[Data excerpts]
+ + + + +

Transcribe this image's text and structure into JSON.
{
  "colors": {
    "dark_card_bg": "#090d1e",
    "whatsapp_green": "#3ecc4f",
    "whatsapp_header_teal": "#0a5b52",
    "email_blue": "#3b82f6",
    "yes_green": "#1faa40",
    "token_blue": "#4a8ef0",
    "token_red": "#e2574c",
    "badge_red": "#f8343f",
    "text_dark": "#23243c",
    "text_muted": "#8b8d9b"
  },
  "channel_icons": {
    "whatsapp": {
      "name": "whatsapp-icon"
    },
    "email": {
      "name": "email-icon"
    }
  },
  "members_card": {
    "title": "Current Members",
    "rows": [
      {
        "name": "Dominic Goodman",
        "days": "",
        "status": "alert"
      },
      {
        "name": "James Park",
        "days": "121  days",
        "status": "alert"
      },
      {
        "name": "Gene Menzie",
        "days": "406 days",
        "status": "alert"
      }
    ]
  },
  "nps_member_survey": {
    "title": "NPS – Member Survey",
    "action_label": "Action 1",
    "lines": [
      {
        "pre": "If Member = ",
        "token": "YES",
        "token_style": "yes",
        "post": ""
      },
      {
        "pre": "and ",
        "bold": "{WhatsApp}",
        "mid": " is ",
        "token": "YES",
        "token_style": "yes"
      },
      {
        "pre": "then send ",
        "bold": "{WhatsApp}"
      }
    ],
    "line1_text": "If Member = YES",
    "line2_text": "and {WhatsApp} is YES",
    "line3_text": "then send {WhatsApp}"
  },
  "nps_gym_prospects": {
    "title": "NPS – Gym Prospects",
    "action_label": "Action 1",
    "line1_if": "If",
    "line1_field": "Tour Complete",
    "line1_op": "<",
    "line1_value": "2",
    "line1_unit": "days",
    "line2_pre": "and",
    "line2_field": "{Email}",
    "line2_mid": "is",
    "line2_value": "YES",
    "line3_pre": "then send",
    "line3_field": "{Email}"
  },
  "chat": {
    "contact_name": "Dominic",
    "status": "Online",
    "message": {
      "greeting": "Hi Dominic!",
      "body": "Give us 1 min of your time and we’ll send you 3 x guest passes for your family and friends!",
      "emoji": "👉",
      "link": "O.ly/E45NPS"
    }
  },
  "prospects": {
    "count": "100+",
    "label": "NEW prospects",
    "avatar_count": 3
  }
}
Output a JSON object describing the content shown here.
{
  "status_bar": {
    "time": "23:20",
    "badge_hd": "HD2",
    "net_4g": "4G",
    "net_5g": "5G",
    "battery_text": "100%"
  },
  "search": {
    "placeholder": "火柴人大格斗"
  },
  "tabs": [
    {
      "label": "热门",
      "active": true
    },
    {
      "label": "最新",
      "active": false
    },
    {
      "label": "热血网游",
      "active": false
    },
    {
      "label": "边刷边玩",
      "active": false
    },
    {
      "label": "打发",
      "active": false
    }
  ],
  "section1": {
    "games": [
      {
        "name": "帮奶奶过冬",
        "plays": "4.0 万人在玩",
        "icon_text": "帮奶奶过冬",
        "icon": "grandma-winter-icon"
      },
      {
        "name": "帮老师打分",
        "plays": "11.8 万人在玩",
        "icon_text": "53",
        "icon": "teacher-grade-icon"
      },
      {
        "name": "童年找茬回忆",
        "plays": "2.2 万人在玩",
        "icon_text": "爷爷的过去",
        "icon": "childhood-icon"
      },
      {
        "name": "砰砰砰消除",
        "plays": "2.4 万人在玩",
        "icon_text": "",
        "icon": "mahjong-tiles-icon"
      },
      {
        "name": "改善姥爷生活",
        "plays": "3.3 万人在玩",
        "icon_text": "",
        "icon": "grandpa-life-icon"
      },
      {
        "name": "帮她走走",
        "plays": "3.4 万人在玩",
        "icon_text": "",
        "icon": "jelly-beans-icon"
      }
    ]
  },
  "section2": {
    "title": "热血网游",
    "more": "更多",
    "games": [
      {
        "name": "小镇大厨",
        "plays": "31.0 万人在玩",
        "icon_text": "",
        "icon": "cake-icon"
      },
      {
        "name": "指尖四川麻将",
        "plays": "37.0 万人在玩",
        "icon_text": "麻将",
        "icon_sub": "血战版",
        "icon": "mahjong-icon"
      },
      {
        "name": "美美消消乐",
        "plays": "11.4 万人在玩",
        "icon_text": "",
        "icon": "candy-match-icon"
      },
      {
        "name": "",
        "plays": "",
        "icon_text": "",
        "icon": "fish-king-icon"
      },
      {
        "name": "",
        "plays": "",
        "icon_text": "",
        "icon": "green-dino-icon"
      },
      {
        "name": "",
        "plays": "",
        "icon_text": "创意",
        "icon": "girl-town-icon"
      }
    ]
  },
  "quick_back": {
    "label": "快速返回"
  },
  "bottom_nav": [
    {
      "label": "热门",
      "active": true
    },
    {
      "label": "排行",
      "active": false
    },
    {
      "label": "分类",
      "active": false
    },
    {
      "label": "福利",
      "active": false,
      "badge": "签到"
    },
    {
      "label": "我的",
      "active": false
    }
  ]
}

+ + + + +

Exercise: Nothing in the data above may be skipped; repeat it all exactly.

Exercise result:
Transcribe this image's text and structure into JSON.
{
  "colors": {
    "dark_card_bg": "#090d1e",
    "whatsapp_green": "#3ecc4f",
    "whatsapp_header_teal": "#0a5b52",
    "email_blue": "#3b82f6",
    "yes_green": "#1faa40",
    "token_blue": "#4a8ef0",
    "token_red": "#e2574c",
    "badge_red": "#f8343f",
    "text_dark": "#23243c",
    "text_muted": "#8b8d9b"
  },
  "channel_icons": {
    "whatsapp": {
      "name": "whatsapp-icon"
    },
    "email": {
      "name": "email-icon"
    }
  },
  "members_card": {
    "title": "Current Members",
    "rows": [
      {
        "name": "Dominic Goodman",
        "days": "",
        "status": "alert"
      },
      {
        "name": "James Park",
        "days": "121  days",
        "status": "alert"
      },
      {
        "name": "Gene Menzie",
        "days": "406 days",
        "status": "alert"
      }
    ]
  },
  "nps_member_survey": {
    "title": "NPS – Member Survey",
    "action_label": "Action 1",
    "lines": [
      {
        "pre": "If Member = ",
        "token": "YES",
        "token_style": "yes",
        "post": ""
      },
      {
        "pre": "and ",
        "bold": "{WhatsApp}",
        "mid": " is ",
        "token": "YES",
        "token_style": "yes"
      },
      {
        "pre": "then send ",
        "bold": "{WhatsApp}"
      }
    ],
    "line1_text": "If Member = YES",
    "line2_text": "and {WhatsApp} is YES",
    "line3_text": "then send {WhatsApp}"
  },
  "nps_gym_prospects": {
    "title": "NPS – Gym Prospects",
    "action_label": "Action 1",
    "line1_if": "If",
    "line1_field": "Tour Complete",
    "line1_op": "<",
    "line1_value": "2",
    "line1_unit": "days",
    "line2_pre": "and",
    "line2_field": "{Email}",
    "line2_mid": "is",
    "line2_value": "YES",
    "line3_pre": "then send",
    "line3_field": "{Email}"
  },
  "chat": {
    "contact_name": "Dominic",
    "status": "Online",
    "message": {
      "greeting": "Hi Dominic!",
      "body": "Give us 1 min of your time and we’ll send you 3 x guest passes for your family and friends!",
      "emoji": "👉",
      "link": "O.ly/E45NPS"
    }
  },
  "prospects": {
    "count": "100+",
    "label": "NEW prospects",
    "avatar_count": 3
  }
}
Output a JSON object describing the content shown here.
{
  "status_bar": {
    "time": "23:20",
    "badge_hd": "HD2",
    "net_4g": "4G",
    "net_5g": "5G",
    "battery_text": "100%"
  },
  "search": {
    "placeholder": "火柴人大格斗"
  },
  "tabs": [
    {
      "label": "热门",
      "active": true
    },
    {
      "label": "最新",
      "active": false
    },
    {
      "label": "热血网游",
      "active": false
    },
    {
      "label": "边刷边玩",
      "active": false
    },
    {
      "label": "打发",
      "active": false
    }
  ],
  "section1": {
    "games": [
      {
        "name": "帮奶奶过冬",
        "plays": "4.0 万人在玩",
        "icon_text": "帮奶奶过冬",
        "icon": "grandma-winter-icon"
      },
      {
        "name": "帮老师打分",
        "plays": "11.8 万人在玩",
        "icon_text": "53",
        "icon": "teacher-grade-icon"
      },
      {
        "name": "童年找茬回忆",
        "plays": "2.2 万人在玩",
        "icon_text": "爷爷的过去",
        "icon": "childhood-icon"
      },
      {
        "name": "砰砰砰消除",
        "plays": "2.4 万人在玩",
        "icon_text": "",
        "icon": "mahjong-tiles-icon"
      },
      {
        "name": "改善姥爷生活",
        "plays": "3.3 万人在玩",
        "icon_text": "",
        "icon": "grandpa-life-icon"
      },
      {
        "name": "帮她走走",
        "plays": "3.4 万人在玩",
        "icon_text": "",
        "icon": "jelly-beans-icon"
      }
    ]
  },
  "section2": {
    "title": "热血网游",
    "more": "更多",
    "games": [
      {
        "name": "小镇大厨",
        "plays": "31.0 万人在玩",
        "icon_text": "",
        "icon": "cake-icon"
      },
      {
        "name": "指尖四川麻将",
        "plays": "37.0 万人在玩",
        "icon_text": "麻将",
        "icon_sub": "血战版",
        "icon": "mahjong-icon"
      },
      {
        "name": "美美消消乐",
        "plays": "11.4 万人在玩",
        "icon_text": "",
        "icon": "candy-match-icon"
      },
      {
        "name": "",
        "plays": "",
        "icon_text": "",
        "icon": "fish-king-icon"
      },
      {
        "name": "",
        "plays": "",
        "icon_text": "",
        "icon": "green-dino-icon"
      },
      {
        "name": "",
        "plays": "",
        "icon_text": "创意",
        "icon": "girl-town-icon"
      }
    ]
  },
  "quick_back": {
    "label": "快速返回"
  },
  "bottom_nav": [
    {
      "label": "热门",
      "active": true
    },
    {
      "label": "排行",
      "active": false
    },
    {
      "label": "分类",
      "active": false
    },
    {
      "label": "福利",
      "active": false,
      "badge": "签到"
    },
    {
      "label": "我的",
      "active": false
    }
  ]
}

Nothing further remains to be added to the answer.